Movie review of "Thao’s Library”: Elizabeth Van Meter’s touching documentary concerns the friendship between the filmmaker and a young Vietnamese woman who has overcome birth defects to build a library for children in her village. Rating: 3 stars out of 4.
Destiny doesn’t always reveal its inner workings right away.
That’s the message of “Thao’s Library,” a touching documentary about two individuals from different corners of the world finding a common cause and a chance to heal from life’s crueler blows.
Actress and filmmaker Elizabeth Van Meter lost her younger sister Vicki — who made headlines in the 1990s as a preteen pilot flying long distances — when Vicki committed suicide in 2008.
Movie Review ★★★
‘Thao’s Library,’ a documentary written and directed by Elizabeth Van Meter. 90 minutes. Not rated; suitable for general audiences. Partially in Vietnamese, with English subtitles. Alderwood Mall 16.
Grief-stricken, Van Meter paid a visit to a photojournalist friend who showed her recent images he’d taken in Vietnam of Thanh Thao Huynh. Known as Thao, the young woman lives with profound birth defects as a result of the Vietnam War-era chemical defoliant Agent Orange.
Most Read Entertainment Stories
- Beyoncé and Jay-Z are coming to Seattle's CenturyLink Field after all
- Herb Alpert and Lani Hall aim to bring joy to Seattle’s Triple Door
- ZooTunes announces first five shows in summer concert series
- Set in Seattle, but mostly filmed in L.A.? How 'Grey's Anatomy' spinoff 'Station 19' does it
- 'Saturday Night Live' thinks it's figured out the Trump brothers, but does it get them right?
Thao found a purpose in life by converting a small part of a fertilizer shed into a library for village children. She wishes only for a few hundred dollars to expand her mission.
Something about Thao’s story grips Van Meter, who soon films herself in Vietnam bonding with Thao in a sisterly fashion.
The concrete legacy of their relationship becomes Van Meter’s successful effort to raise funds for a bigger, shinier library. But “Thao’s Library” is really much more about gaining perspective on one mystery — Vicki’s lonely suicide — by observing the truths behind another, i.e., why Thao’s family remains fiercely loyal to her and her uphill battle for self-worth.

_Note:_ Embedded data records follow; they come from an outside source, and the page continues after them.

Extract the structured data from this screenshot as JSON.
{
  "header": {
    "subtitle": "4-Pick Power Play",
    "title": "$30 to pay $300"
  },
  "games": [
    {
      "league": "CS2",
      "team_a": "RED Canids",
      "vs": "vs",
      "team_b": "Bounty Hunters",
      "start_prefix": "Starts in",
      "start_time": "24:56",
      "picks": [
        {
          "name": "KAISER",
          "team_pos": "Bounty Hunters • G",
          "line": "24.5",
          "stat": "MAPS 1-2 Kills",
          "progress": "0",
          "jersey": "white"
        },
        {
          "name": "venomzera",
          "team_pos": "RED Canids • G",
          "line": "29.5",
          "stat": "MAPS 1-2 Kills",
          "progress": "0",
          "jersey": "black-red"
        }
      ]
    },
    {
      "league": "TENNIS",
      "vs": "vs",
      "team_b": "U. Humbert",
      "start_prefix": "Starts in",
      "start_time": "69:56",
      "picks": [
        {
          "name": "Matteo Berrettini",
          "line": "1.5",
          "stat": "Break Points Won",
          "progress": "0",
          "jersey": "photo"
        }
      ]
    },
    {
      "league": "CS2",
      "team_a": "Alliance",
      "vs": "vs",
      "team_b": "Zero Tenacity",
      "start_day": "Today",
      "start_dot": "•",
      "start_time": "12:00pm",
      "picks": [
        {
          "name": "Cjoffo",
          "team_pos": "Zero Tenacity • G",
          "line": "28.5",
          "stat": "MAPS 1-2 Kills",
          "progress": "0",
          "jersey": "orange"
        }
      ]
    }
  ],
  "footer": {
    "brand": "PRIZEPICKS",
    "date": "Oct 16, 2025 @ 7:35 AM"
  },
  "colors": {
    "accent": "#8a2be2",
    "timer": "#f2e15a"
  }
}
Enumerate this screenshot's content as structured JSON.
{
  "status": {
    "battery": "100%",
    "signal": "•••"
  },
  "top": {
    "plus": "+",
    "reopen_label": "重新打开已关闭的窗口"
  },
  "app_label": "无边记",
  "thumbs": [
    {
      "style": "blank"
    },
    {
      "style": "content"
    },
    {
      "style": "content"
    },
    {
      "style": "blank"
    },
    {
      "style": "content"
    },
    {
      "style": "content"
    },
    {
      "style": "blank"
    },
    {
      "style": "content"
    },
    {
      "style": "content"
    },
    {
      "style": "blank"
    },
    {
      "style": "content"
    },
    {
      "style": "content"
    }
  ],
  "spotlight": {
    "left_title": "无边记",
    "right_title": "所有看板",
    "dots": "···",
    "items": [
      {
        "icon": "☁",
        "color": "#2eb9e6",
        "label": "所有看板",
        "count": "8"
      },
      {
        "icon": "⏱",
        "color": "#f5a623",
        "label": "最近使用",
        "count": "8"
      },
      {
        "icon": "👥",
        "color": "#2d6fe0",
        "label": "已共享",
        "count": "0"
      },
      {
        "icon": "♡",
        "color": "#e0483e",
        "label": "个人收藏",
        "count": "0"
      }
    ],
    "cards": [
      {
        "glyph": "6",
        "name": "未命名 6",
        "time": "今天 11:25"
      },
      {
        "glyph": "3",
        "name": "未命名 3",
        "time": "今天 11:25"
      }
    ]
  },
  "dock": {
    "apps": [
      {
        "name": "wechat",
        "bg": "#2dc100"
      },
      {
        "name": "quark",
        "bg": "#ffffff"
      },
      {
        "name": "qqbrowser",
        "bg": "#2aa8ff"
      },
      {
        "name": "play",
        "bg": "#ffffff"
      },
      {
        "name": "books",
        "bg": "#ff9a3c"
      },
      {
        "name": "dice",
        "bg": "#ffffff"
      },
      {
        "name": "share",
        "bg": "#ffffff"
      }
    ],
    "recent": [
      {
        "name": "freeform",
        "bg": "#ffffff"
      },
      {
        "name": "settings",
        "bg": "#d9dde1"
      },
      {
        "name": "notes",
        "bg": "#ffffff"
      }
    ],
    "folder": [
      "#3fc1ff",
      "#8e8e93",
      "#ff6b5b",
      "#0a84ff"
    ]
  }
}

“Thao’s Library” ends with several children performing, sans dialogue, a little play about the story of Thao and Van Meter’s friendship. It’s as if something both good and wholly unexpected has passed into legend. Deservedly so.